As mentioned with every rider there is an opinion and style. Virtually everything I have read about group riding mentioned “...ride your own ride”; I see no reason to depart from the norm. If at any time you feel uncomfortable with a group, whether that group be a group of 2 or 50, then you should consider the risk. If you accept the risk and stay with the group what value does it add to your ride? If the risk is such that you select to depart from the group will it increase your chances to ride another day; will it enhance your ride?

Can you maintain situational awareness while riding with this group or would your level of awareness increase riding alone or maybe look for a different group to ride with next time.

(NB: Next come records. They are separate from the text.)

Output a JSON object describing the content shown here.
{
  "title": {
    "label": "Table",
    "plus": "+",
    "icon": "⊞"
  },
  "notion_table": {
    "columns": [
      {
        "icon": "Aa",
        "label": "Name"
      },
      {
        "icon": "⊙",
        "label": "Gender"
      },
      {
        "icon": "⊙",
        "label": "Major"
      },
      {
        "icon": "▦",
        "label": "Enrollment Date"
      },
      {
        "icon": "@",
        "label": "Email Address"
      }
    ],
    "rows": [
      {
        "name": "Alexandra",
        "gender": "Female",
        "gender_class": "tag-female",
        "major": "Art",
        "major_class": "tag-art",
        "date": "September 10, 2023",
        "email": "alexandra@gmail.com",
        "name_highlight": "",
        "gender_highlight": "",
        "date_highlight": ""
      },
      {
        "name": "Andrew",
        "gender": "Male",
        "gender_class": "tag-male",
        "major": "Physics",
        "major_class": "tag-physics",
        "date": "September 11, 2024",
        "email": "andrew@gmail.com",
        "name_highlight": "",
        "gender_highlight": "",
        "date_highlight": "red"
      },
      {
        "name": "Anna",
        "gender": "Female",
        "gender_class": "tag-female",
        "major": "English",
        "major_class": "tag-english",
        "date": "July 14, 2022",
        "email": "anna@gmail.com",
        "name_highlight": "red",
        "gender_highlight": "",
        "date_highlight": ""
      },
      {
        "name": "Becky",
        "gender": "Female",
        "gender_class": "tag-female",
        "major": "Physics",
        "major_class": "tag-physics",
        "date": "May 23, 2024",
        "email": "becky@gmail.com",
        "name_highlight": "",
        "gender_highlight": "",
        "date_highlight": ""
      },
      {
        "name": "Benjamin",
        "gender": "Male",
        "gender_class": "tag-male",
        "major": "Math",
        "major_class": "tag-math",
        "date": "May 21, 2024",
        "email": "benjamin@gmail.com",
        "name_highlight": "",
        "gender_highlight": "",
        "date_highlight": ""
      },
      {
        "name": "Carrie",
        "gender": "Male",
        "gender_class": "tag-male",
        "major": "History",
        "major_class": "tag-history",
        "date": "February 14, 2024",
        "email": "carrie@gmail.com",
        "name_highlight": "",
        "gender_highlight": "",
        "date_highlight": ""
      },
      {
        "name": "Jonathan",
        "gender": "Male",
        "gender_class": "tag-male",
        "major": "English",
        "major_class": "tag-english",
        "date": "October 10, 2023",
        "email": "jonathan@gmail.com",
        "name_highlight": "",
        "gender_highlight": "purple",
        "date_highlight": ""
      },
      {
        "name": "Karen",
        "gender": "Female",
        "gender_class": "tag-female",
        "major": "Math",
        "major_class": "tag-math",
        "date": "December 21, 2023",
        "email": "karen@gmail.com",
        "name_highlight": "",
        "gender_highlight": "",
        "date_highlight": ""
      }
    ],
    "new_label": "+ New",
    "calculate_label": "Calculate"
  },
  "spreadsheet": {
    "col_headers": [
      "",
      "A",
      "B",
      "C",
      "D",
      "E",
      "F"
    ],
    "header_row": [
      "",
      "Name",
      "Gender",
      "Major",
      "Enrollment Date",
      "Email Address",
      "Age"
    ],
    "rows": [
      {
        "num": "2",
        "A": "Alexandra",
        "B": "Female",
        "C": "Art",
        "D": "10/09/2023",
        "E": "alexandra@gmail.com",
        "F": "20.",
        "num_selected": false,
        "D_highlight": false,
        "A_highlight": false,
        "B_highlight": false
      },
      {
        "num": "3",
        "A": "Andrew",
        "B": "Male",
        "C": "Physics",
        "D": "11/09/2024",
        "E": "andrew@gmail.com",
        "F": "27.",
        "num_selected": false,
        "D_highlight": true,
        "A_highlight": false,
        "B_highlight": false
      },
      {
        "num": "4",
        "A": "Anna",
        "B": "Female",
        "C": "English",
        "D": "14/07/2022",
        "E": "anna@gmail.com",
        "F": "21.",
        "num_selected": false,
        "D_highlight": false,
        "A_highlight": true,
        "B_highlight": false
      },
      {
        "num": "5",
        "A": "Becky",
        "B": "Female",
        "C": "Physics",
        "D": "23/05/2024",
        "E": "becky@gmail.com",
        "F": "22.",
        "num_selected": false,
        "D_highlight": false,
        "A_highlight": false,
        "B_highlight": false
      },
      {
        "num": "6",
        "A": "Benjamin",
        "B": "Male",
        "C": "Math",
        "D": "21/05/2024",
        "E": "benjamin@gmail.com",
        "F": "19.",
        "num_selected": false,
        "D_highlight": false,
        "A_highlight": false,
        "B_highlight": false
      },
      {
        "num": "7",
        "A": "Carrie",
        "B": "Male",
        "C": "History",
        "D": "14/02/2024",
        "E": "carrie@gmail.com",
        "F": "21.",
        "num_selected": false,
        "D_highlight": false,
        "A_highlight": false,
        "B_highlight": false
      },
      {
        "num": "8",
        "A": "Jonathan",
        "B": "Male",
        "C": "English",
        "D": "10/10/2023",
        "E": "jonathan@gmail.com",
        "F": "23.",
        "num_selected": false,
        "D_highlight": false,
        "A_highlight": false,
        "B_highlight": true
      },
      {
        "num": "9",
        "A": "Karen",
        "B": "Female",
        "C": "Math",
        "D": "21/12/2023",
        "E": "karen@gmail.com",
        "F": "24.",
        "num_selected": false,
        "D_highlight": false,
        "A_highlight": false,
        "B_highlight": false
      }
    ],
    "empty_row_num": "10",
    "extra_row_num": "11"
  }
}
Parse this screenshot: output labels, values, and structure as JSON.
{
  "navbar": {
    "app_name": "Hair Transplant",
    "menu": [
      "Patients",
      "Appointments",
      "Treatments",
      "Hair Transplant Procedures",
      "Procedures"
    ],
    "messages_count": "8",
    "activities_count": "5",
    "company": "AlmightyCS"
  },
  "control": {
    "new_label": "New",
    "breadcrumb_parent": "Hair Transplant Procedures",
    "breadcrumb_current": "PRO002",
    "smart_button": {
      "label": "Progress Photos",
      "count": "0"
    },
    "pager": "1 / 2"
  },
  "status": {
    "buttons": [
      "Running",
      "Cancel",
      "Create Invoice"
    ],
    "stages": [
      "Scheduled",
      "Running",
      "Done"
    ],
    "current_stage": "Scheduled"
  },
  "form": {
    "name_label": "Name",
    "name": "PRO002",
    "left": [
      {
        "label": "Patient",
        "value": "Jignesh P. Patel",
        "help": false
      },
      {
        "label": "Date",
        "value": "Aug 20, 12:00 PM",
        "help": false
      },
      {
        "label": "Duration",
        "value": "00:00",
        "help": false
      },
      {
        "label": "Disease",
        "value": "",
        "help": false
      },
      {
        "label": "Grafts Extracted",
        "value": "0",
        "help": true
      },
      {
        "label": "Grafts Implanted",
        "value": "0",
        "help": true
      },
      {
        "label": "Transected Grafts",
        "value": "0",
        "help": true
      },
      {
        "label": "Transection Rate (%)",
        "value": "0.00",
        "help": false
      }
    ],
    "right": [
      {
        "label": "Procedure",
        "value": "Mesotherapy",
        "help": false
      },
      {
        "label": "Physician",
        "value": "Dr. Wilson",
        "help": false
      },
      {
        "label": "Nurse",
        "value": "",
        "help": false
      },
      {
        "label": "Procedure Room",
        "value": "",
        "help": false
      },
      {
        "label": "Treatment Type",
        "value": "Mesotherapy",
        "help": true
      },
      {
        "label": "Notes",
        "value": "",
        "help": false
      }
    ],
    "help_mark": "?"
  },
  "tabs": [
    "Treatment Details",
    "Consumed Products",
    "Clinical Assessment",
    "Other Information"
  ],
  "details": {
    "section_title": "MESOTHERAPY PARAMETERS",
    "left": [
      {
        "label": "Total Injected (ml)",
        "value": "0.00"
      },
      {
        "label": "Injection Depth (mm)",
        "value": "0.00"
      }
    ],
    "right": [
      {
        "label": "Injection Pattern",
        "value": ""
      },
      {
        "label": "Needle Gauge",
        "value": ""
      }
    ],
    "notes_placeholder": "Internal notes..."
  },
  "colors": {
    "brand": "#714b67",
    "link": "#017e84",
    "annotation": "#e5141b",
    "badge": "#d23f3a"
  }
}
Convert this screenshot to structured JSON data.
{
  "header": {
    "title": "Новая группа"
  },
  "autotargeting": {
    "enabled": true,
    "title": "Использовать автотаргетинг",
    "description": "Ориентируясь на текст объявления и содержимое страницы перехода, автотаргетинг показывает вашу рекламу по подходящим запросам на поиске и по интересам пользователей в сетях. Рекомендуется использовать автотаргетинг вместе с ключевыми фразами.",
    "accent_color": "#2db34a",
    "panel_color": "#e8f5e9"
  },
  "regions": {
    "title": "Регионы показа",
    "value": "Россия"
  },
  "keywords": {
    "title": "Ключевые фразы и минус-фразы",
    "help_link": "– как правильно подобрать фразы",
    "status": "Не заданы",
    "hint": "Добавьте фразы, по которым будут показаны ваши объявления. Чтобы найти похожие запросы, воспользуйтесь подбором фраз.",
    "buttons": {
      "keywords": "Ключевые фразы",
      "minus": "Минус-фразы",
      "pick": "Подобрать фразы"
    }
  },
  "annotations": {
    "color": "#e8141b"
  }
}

Our objective is to ride; more specifically our objective is to ride and maintain positive spacing between the ditches while keeping the shinny side up. With that objective comes specified requirements; some by law, others by choice. Specified requirements are identified at every turn; speed limit signs, road signs specific to direction and desired destination, your gas gage and speedometer. Unspecified requirements are the ones that will ruin the ride. It can be said a good ride is one that finds you back home safe and sound at the end of the day. I believe that is only part of the equation. A good ride is when EVERYONE gets to the final destination safely. Your actions while riding in a group will directly affect the overall objective, whether good or bad. Your actions will determine if everyone gets home safely. What you do as a single rider in a group will either add value to the ride or create risk or disaster. What happens to one happens to all.